/---

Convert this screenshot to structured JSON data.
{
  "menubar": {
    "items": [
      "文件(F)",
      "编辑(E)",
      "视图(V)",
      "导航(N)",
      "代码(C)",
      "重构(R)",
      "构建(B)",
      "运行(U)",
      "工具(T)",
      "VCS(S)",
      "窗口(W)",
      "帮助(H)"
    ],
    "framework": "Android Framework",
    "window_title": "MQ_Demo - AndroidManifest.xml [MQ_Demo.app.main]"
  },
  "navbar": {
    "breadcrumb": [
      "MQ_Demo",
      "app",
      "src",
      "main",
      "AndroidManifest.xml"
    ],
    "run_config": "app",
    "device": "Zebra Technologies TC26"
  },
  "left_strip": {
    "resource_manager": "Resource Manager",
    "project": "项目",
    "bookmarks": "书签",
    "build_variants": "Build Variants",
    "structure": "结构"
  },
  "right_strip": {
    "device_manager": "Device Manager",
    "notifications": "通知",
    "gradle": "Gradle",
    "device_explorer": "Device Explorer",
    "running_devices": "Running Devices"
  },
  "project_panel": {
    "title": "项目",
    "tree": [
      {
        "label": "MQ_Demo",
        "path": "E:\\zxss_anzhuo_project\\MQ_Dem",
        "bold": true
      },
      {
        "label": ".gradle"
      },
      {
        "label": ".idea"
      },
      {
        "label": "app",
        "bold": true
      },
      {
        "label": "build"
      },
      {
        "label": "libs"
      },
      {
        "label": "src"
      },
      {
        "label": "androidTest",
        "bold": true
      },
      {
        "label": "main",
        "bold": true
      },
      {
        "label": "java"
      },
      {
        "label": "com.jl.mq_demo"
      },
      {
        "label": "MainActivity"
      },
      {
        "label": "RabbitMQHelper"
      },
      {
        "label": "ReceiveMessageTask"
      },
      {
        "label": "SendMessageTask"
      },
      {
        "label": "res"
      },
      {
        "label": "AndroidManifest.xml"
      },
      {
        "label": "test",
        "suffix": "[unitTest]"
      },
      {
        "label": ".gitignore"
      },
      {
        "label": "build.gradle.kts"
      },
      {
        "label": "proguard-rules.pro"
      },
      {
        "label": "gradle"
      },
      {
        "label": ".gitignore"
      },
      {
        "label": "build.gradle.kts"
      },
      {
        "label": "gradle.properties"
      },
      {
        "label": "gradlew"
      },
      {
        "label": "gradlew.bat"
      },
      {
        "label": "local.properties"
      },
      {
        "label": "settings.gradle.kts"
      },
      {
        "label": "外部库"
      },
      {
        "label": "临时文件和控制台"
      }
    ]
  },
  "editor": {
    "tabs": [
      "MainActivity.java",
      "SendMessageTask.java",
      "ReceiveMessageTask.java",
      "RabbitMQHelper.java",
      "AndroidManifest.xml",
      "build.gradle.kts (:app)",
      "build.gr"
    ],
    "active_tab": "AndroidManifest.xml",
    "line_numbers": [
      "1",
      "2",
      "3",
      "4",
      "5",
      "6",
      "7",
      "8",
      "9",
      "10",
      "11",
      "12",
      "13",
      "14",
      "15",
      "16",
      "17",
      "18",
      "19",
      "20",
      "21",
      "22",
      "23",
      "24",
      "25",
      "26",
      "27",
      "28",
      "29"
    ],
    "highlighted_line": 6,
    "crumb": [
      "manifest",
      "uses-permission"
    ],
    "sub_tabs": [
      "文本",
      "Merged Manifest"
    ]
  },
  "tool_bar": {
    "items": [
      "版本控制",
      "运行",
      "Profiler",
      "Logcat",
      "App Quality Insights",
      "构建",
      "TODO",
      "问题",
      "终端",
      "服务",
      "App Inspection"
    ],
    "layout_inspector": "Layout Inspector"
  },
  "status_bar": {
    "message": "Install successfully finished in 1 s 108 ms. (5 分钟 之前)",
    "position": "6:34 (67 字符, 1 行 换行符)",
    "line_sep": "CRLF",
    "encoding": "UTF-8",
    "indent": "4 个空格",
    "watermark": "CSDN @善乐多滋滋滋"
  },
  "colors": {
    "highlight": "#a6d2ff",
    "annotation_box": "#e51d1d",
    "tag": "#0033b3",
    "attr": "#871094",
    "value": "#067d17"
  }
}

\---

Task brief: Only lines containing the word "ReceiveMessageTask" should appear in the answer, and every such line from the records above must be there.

Response area:
        "label": "ReceiveMessageTask"
      "ReceiveMessageTask.java",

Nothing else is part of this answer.